Station 5: Lamar Blvd/Justin Lane [map]
Here Cap Metro's description of the site gets curious. All their literature refers to the "Lamar Blvd/Justin Lane" station, but the tracks never actually cross Justin Lane. This picture is taken from the traffic island on Lamar looking west, with Justin off to the left and Airport behind on the right. Was the Justin Lane name used because it would sound better to people in Crestview than "Airport and Lamar"? Is the plan to take out the Walker Tire Co. and make the station extend along Lamar from Airport to Justin? Or would it actually be on the north side of the tracks (to the right in this picture), in the Huntsman facility, which has recently been scheduled for closure and possible redevelopment?
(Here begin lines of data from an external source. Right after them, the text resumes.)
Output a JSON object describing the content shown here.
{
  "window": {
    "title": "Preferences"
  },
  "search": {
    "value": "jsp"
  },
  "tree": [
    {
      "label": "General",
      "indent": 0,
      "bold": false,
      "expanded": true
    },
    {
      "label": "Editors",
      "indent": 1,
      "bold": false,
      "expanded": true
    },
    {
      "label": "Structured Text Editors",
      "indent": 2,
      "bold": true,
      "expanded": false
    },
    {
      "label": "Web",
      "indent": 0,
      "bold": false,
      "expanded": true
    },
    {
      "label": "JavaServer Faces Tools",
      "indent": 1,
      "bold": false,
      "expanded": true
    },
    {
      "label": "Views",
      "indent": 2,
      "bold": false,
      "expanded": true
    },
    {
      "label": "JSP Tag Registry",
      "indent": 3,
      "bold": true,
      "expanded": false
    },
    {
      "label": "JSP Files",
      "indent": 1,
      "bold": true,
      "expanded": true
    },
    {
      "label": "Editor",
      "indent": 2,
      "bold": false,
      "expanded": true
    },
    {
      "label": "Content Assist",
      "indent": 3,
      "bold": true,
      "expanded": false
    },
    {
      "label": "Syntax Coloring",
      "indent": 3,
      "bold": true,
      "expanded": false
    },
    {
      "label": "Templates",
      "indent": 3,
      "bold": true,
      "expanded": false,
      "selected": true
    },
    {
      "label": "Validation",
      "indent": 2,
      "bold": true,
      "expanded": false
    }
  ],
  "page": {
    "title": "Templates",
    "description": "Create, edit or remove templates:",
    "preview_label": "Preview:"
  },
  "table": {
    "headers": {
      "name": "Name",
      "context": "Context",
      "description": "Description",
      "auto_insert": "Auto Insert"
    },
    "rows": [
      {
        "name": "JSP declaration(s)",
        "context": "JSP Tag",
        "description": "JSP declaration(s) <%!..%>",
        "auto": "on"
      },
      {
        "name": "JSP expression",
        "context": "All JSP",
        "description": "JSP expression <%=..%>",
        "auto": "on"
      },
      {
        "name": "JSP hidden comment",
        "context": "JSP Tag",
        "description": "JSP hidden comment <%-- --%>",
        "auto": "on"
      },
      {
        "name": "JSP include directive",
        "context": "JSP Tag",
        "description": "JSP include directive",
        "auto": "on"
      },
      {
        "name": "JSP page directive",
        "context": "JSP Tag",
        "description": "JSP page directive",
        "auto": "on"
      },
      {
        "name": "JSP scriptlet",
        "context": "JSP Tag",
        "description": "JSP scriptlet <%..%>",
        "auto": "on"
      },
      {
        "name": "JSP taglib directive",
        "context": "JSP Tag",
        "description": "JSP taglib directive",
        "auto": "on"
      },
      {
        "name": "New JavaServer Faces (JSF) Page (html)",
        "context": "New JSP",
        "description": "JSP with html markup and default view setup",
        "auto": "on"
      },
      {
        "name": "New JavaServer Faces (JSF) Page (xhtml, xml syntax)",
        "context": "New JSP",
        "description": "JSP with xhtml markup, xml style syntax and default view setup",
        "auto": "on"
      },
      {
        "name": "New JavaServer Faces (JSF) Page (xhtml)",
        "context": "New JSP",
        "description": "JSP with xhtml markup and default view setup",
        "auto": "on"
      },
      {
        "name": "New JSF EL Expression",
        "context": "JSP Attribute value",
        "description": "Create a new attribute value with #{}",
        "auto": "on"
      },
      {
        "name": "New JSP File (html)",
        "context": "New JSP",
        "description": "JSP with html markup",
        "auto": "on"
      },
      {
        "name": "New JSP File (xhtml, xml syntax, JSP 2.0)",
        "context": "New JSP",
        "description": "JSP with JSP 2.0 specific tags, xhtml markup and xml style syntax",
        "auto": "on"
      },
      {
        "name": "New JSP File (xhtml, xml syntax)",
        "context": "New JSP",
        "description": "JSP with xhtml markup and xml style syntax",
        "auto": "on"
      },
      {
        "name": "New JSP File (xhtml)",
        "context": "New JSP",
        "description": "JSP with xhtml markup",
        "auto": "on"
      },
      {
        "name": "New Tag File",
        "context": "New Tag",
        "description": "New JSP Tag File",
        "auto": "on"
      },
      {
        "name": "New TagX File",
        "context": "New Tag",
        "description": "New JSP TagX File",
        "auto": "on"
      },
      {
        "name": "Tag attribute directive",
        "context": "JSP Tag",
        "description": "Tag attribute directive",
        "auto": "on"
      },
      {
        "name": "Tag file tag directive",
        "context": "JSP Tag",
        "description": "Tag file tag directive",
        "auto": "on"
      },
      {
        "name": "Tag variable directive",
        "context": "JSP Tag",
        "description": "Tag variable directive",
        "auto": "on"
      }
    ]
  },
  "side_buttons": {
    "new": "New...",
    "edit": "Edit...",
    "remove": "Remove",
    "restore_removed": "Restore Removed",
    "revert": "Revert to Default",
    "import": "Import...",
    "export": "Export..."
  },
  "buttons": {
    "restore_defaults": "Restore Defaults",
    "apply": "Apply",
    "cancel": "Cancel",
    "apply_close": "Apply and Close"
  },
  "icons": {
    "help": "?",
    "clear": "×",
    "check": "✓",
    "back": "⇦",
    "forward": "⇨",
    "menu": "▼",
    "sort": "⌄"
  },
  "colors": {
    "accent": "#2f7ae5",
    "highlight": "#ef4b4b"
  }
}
I don't know, but I get first dibs on the "If it's in stock we've got it!" sign.
Station 4: Highland Mall [map]
Highland Mall is on the east side of Airport Blvd. and the tracks are on the west, so don't expect to be able to step out of the train into the food court. There's plenty of empty easement for a station, though. The Skyview neighborhood is right there, but fenced off from Airport with no pedestrian access.
Station 3: MLK Blvd. [map]
Give me land, lots of land, under starry skies above... The MLK station is supposed to be at the Featherlite Tract, a big piece of east Austin that's had developers salivating and scratching their heads ever since a construction materials company vacated it years ago. If Cap Metro's premise that commuter rail will focus redevelopment is true, this station may be ground zero.
Station 2: Plaza Saltillo [map]
That's a crummy photo of what would be a pretty place, if it just connected to its surroundings somehow. Plaza Saltillo has been an interesting answer in search of a question ever since it was built. The rail station may finally give it its reason for being there. Except, how many people want to ride from Leander to East 5th Street? Again, though, if it's true that commuter rail spurs redevelopment, I predict mixed-use loft and condo projects as far as the eye can see. Can we get historic status for Cafe Mundi, please?
Station 1: Convention Center [map]
And here's where my powers of deduction break down completely. If you follow the railroad tracks the short hop across I-35 to the Convention Center, you end up in a densely built-up part of downtown with nowhere obvious to put a station. These shots are both looking west, from I-35 and Red River, respectively. I can't wait to see what the solution is.